In the state we got into, and with the vast selection available, it was difficult to choose. We resolved not to have anything we knew we loved, like Young's Double Chocolate Stout, anything from the RAM brewery, or our beloved Delirium Tremens. Just new stuff. You can buy extra tickets for not too much, but since we didn't have a designated driver, we stuck to our original tickets. And began to pace ourselves a little more. Most of these brews are up to 9% alcohol... So there were a couple we didn't get to try, like "Curve Ball," and the "White Water Wit" that Chris nearly chose in honor of his raft-loving brother.
We tried some Indiana brews: "Robert the Bruce" (very nice, snappy and smooth at once) and "Alpha King" (bright citrus flavor) from Three Floyds Brewing. Others we tried included a "Franziskaner Hefe Weiss," from Spaten in Munich, which was a really good, but not terribly unique hefeweizen beer, and "Old Scratch" from the Flying Dog Brewery, which was a good amber ale, but I was forgetting to record what we thought of things by that time. I was laughing too much. And Chris tells me he can't remember it at all. (Can't have been too bad.) We also enjoyed Mickey Finn's (of Libertyville) "Replicale," which had that nice sharp orange-peel flavor, and a nice, mild "Dunkelweizen" from Flatlander's Brewery in Lincolnshire. And since the gentleman from one of those places was nice enough to let me keep a ticket, I got to try my second favorite: Dogfish Head Brewery's "Raison D'Etre." Chris and I sharply disagreed on this one -- he did not like it, but I thought it was great. It was really strong, and you had to sip it for sure. But it has a raisiny, carmel taste that I thought was really different. I dug it.
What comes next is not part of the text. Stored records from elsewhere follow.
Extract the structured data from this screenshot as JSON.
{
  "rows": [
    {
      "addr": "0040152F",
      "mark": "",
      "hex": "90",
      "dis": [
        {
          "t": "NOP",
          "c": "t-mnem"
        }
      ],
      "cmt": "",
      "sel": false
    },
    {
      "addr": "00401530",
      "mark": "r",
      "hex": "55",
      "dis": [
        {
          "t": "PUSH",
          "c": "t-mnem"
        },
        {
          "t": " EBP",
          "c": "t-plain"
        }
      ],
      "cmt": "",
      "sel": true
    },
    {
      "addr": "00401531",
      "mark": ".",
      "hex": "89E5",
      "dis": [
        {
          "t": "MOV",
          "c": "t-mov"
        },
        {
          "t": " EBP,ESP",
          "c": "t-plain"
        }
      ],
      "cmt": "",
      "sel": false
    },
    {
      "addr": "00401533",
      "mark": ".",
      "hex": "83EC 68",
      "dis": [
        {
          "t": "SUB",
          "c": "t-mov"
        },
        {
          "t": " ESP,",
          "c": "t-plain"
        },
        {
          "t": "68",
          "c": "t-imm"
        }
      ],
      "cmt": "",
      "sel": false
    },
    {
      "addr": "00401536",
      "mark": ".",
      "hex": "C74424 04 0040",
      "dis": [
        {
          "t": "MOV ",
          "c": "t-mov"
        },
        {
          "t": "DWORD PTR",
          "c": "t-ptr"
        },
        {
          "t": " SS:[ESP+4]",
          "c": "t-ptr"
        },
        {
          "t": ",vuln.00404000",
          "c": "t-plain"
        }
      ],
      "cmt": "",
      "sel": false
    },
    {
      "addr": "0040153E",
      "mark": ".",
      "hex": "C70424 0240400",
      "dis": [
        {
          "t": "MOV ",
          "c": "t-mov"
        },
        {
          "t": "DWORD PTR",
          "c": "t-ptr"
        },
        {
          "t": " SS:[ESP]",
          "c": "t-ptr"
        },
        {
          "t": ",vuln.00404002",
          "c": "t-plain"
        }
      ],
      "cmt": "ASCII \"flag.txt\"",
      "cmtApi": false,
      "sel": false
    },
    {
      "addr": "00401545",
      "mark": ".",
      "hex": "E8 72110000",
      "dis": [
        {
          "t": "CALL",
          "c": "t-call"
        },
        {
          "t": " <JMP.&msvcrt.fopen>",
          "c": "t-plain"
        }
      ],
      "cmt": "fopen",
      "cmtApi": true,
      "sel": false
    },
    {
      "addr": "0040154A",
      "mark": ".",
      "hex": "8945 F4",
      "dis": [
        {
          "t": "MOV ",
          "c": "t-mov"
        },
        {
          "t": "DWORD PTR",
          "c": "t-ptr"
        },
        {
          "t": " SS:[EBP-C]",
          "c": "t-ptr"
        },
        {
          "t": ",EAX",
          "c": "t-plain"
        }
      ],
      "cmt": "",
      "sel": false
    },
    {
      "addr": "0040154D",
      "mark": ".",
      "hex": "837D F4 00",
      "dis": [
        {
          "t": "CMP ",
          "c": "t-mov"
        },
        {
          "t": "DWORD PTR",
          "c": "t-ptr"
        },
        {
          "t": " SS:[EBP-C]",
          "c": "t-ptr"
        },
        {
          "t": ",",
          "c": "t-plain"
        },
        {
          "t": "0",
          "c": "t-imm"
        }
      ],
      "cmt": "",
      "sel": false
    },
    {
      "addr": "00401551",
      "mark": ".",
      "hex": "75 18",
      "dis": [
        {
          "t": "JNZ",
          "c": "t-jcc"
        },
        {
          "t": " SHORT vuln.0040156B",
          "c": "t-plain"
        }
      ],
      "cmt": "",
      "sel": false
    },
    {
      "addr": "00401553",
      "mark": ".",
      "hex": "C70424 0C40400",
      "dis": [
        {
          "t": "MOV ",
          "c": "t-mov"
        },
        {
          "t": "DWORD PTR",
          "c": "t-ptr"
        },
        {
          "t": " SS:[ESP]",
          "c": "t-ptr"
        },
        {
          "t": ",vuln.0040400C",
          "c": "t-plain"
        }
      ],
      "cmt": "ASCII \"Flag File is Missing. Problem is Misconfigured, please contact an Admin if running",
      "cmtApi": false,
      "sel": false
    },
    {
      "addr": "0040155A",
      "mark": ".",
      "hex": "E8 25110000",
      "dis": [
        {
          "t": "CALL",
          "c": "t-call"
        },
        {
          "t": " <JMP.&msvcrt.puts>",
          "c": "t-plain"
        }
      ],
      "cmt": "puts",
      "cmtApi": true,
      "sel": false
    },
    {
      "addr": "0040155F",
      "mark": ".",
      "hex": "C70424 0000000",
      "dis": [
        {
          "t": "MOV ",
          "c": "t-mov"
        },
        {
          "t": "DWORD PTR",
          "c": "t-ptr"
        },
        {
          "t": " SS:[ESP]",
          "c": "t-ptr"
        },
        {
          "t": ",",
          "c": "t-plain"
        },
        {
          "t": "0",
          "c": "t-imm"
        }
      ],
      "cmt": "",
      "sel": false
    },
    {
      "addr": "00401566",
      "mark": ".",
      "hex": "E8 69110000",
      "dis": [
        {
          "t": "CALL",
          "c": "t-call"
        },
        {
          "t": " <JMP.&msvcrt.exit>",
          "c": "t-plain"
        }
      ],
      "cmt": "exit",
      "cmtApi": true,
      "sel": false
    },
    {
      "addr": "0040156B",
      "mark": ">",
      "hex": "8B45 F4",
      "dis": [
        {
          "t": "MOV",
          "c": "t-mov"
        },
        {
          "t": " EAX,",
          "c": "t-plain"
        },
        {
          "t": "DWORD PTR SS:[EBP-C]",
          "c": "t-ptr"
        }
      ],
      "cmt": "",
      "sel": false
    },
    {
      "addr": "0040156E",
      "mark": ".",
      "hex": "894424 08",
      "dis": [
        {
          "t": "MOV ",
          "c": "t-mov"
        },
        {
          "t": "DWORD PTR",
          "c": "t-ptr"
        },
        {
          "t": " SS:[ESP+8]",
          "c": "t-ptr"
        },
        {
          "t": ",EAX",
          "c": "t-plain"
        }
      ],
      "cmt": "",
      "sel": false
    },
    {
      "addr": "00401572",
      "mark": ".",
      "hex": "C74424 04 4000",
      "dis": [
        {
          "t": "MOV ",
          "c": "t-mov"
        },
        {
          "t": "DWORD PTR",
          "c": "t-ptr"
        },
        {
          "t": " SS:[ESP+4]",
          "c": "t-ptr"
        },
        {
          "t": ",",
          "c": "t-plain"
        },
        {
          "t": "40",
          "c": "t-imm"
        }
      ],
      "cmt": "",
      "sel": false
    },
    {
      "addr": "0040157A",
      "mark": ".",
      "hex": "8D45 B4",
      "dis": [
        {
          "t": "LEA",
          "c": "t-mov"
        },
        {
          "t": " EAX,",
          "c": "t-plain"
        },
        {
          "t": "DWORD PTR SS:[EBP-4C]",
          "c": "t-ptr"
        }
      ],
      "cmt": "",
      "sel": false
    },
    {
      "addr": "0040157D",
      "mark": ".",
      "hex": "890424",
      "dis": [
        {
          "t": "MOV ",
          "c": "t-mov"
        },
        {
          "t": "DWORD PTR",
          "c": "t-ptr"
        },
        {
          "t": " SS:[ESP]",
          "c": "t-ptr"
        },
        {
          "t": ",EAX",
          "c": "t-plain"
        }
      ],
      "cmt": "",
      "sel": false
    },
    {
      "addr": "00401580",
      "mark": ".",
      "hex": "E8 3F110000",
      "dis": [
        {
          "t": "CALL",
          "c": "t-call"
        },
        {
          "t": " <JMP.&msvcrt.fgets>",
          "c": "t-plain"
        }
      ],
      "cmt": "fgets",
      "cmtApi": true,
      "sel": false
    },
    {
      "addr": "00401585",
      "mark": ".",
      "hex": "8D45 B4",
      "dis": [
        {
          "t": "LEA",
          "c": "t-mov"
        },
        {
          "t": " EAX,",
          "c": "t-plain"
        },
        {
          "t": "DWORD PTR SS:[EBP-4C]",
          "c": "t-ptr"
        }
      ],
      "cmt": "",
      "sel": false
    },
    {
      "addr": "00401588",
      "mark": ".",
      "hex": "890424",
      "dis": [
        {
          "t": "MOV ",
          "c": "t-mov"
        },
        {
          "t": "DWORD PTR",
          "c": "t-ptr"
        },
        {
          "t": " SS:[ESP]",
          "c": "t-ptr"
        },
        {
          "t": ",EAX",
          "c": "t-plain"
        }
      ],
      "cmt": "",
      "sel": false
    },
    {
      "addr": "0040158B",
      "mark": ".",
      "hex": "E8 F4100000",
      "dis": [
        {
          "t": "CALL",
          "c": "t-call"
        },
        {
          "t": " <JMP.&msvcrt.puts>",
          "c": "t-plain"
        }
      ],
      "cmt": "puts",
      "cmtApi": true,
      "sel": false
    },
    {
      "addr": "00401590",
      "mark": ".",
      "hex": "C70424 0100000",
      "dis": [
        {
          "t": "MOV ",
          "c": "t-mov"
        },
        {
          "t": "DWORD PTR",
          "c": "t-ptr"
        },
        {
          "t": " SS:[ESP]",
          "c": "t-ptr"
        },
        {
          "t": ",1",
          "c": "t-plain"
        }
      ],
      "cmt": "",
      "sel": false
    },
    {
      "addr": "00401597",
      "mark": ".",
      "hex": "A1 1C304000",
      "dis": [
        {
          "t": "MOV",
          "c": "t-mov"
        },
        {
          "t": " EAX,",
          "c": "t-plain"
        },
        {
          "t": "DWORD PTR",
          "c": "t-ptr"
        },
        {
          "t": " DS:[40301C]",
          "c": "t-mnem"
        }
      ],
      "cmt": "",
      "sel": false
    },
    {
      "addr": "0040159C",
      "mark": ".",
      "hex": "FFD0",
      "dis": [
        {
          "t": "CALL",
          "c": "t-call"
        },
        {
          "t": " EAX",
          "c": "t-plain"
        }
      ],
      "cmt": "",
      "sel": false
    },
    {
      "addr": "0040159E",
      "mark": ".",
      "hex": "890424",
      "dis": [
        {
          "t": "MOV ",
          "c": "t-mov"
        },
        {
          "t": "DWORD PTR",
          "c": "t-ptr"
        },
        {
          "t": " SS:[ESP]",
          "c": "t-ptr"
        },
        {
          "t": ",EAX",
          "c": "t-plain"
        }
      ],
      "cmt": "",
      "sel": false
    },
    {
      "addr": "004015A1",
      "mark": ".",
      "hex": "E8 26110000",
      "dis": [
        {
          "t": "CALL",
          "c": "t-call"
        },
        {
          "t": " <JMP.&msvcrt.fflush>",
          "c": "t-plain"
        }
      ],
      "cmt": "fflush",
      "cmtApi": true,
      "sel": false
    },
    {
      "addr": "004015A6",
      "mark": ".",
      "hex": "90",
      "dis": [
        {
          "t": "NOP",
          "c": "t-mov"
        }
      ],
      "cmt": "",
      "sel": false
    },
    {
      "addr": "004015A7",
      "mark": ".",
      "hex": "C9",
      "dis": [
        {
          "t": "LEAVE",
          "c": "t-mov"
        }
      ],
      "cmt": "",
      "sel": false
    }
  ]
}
Anyway, by this time everything had gone to our heads, and we had to sit on the steps for awhile before departing. We were giggly and having a blast. I would definitely hype this event to ANYONE who loves beer, beyond the world of Bud Light. I called my brother from the event so that he could locate, via Yahoo!, a German restaurant for us to go to afterwards (I'll post on that place next), and I remember telling him that I was going to plan all my future pregnancies around this event. And I still mean that.